As protests demanding Jallikattu swelled on the streets of Tamil Nadu, Attorney General Mukul Rohatgi on Thursday said the state government has the power to enact a law to treat Jallikattu as a traditional sport, but cautioned that the animals should not be harmed or cruelly treated during such events.
Rohatgi, who defended in the Supreme Court the Centre’s stand allowing use of bulls in events like Jallikattu, said that as far as sports is concerned, it is within the exclusive jurisdiction of respective state governments and the Centre has no power on it.
“That is not a power with the Centre at all because the Constitution demarcates the role of the Centre and states... As far as sports are concerned, it is in the exclusive jurisdiction of the state,” he said.
“Now the state could consider making it a law treating it as a traditionl sport, but the state must keep in mind while framing such a law that there is no cruelty attached to the sport. It should not just be for sport without bothering about the plight of the animals. I mean, you have bull fights in Spain. Those are cases where bulls are killed,” the top law officer said while talking to news channel Times Now.
On January 8 last year, the Centre had issued a notification lifting the ban on Jallikattu in Tamil Nadu with certain restrictions.

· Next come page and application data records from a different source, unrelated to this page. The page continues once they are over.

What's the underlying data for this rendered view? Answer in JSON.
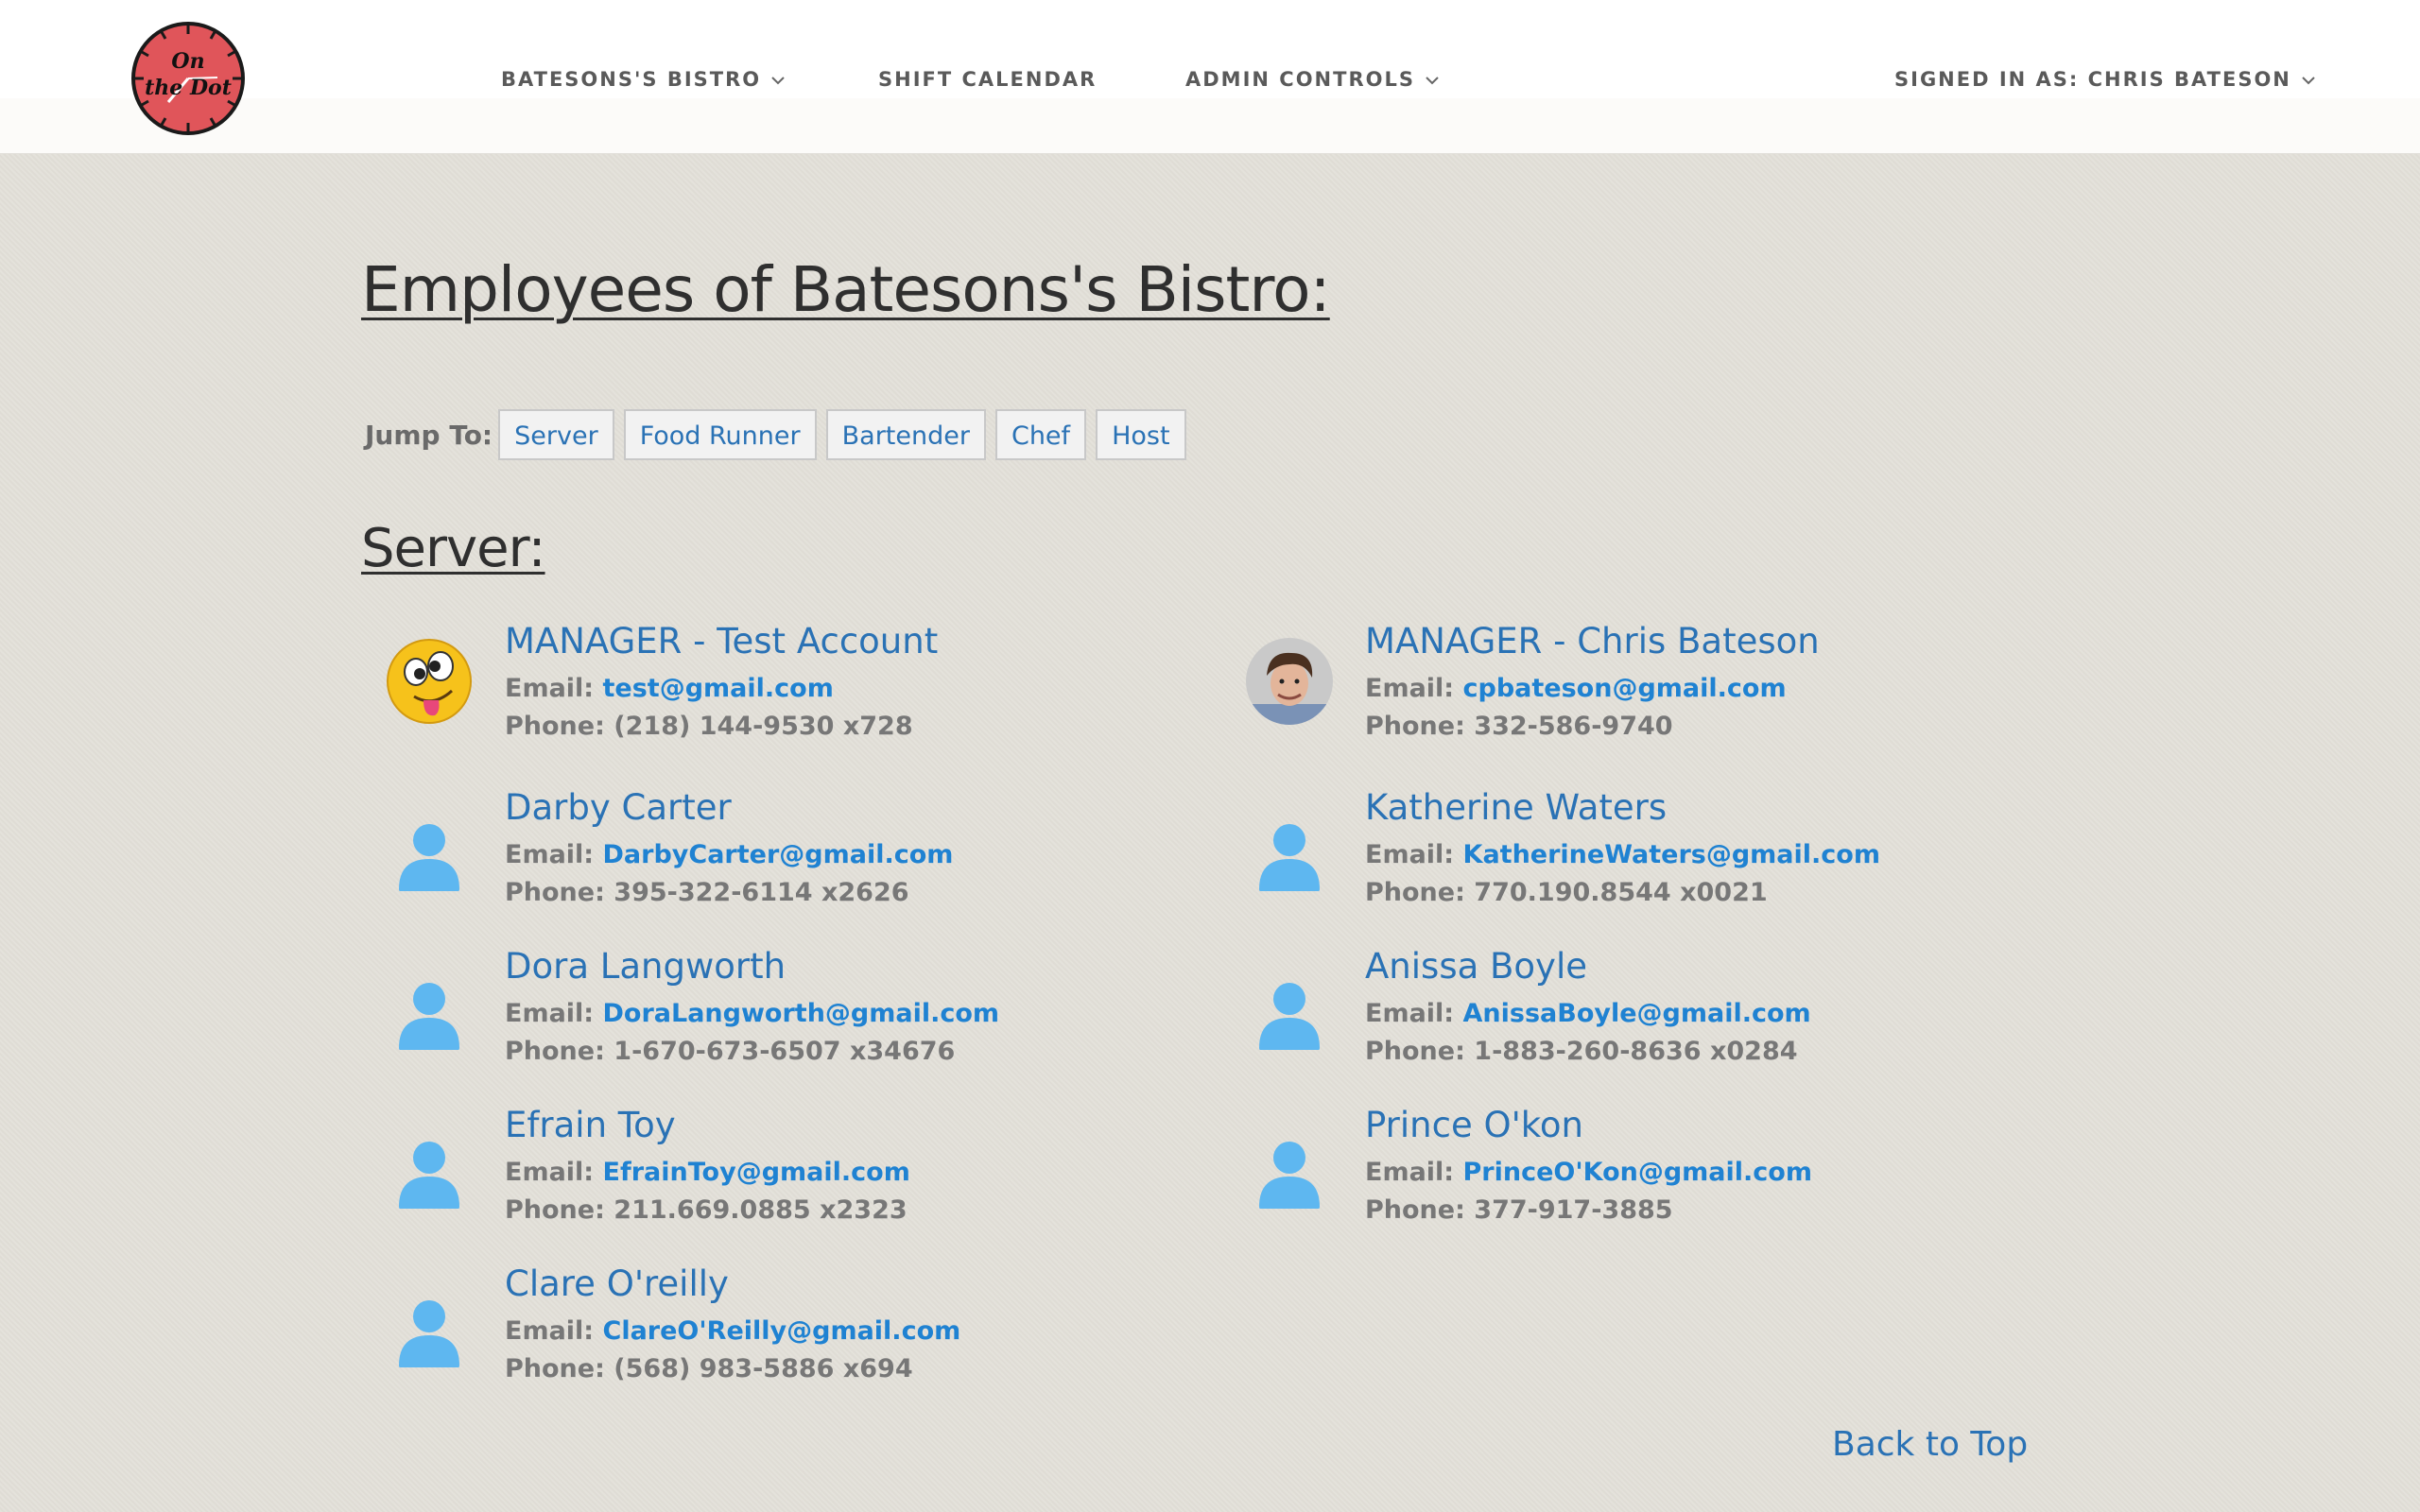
{
  "header": {
    "logo_text_line1": "On",
    "logo_text_line2": "the Dot",
    "nav": [
      {
        "label": "BATESONS'S BISTRO"
      },
      {
        "label": "SHIFT CALENDAR"
      },
      {
        "label": "ADMIN CONTROLS"
      }
    ],
    "user_menu": "SIGNED IN AS: CHRIS BATESON"
  },
  "page": {
    "title": "Employees of Batesons's Bistro:",
    "jump_label": "Jump To:",
    "jump_links": [
      "Server",
      "Food Runner",
      "Bartender",
      "Chef",
      "Host"
    ],
    "section_title": "Server:",
    "email_label": "Email:",
    "phone_label": "Phone:",
    "employees": [
      {
        "name": "MANAGER - Test Account",
        "email": "test@gmail.com",
        "phone": "(218) 144-9530 x728",
        "avatar": "emoji-face-icon"
      },
      {
        "name": "MANAGER - Chris Bateson",
        "email": "cpbateson@gmail.com",
        "phone": "332-586-9740",
        "avatar": "user-photo"
      },
      {
        "name": "Darby Carter",
        "email": "DarbyCarter@gmail.com",
        "phone": "395-322-6114 x2626",
        "avatar": "person-icon"
      },
      {
        "name": "Katherine Waters",
        "email": "KatherineWaters@gmail.com",
        "phone": "770.190.8544 x0021",
        "avatar": "person-icon"
      },
      {
        "name": "Dora Langworth",
        "email": "DoraLangworth@gmail.com",
        "phone": "1-670-673-6507 x34676",
        "avatar": "person-icon"
      },
      {
        "name": "Anissa Boyle",
        "email": "AnissaBoyle@gmail.com",
        "phone": "1-883-260-8636 x0284",
        "avatar": "person-icon"
      },
      {
        "name": "Efrain Toy",
        "email": "EfrainToy@gmail.com",
        "phone": "211.669.0885 x2323",
        "avatar": "person-icon"
      },
      {
        "name": "Prince O'kon",
        "email": "PrinceO'Kon@gmail.com",
        "phone": "377-917-3885",
        "avatar": "person-icon"
      },
      {
        "name": "Clare O'reilly",
        "email": "ClareO'Reilly@gmail.com",
        "phone": "(568) 983-5886 x694",
        "avatar": "person-icon"
      }
    ],
    "back_to_top": "Back to Top"
  },
  "colors": {
    "accent_link": "#2a72b5",
    "email_link": "#1f82d2",
    "person_icon": "#5eb7f0",
    "logo_red": "#e0555a",
    "background": "#e3e0d9"
  }
}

The notification was challenged in the apex court by the Animal Welfare Board of India, People for Ethical Treatment of Animals (PETA) India, a Bangalore-based NGO and others.
The court has reserved its verdict on a batch of petitions challenging the notification allowing the sport.
Tamil Nadu Chief Minister O Panneerselvam, who today met Prime Minister Narendra Modi over the issue, said that state government will soon take steps to enable holding of Jallikattu with support from the Centre.
Speaking on the issue which has created a stir in Tamil Nadu, Rohatgi said people in the state rever the bull and it cannot be said that they treat them with cruelty and the law can allow the sport subject to certain stringent conditions.
“So the law can allow the sport subject to stringent conditions that there will not be anybody in a distance of 100 feet, nobody can throw stones or do any acts of cruelty and if the same are found to be done, then there can be punishment, so that the concerns of the Supreme Court rendered in the judgement, the concerns about cruelty, are also kept in view and a balanced position can be found by the state concerned. That I think is the correct legal position,” he said.
The apex court had earlier questioned the Centre for its January 2016 notification allowing the use of bulls in events like Jallikattu, saying that its 2014 verdict banning the use of the animals cannot be “negated”.
Regarding the Prevention of Cruelty to Animals Act, the Attorney General said it is a central law which can be amended by Parliament but if it is a sport in a local area, “let the state make the law relating to the sport minus any cruelty, with stringent punishment” for those who commit cruelty.
He said there is no legal or constitutional bar for the state not to act as soon as it wants to and they can call a special session or issue an ordinance.
The right to bring a law or issue an ordinance is the same right in Parliament for the entire country and the same right in the state assembly for the state, he said.
“Merely because somebody may have (done) some cruelty, does not mean that the sport must itself be abolished,” he said.
While discussing about the possibility of similar protests against court orders in future, Rohatgi said “these issues sometimes raise emotional aspirations, but we have to think calmly, the law of the land must prevail. You can’t have a situation where the judgement of the court is hijacked by personal emotions of a group.”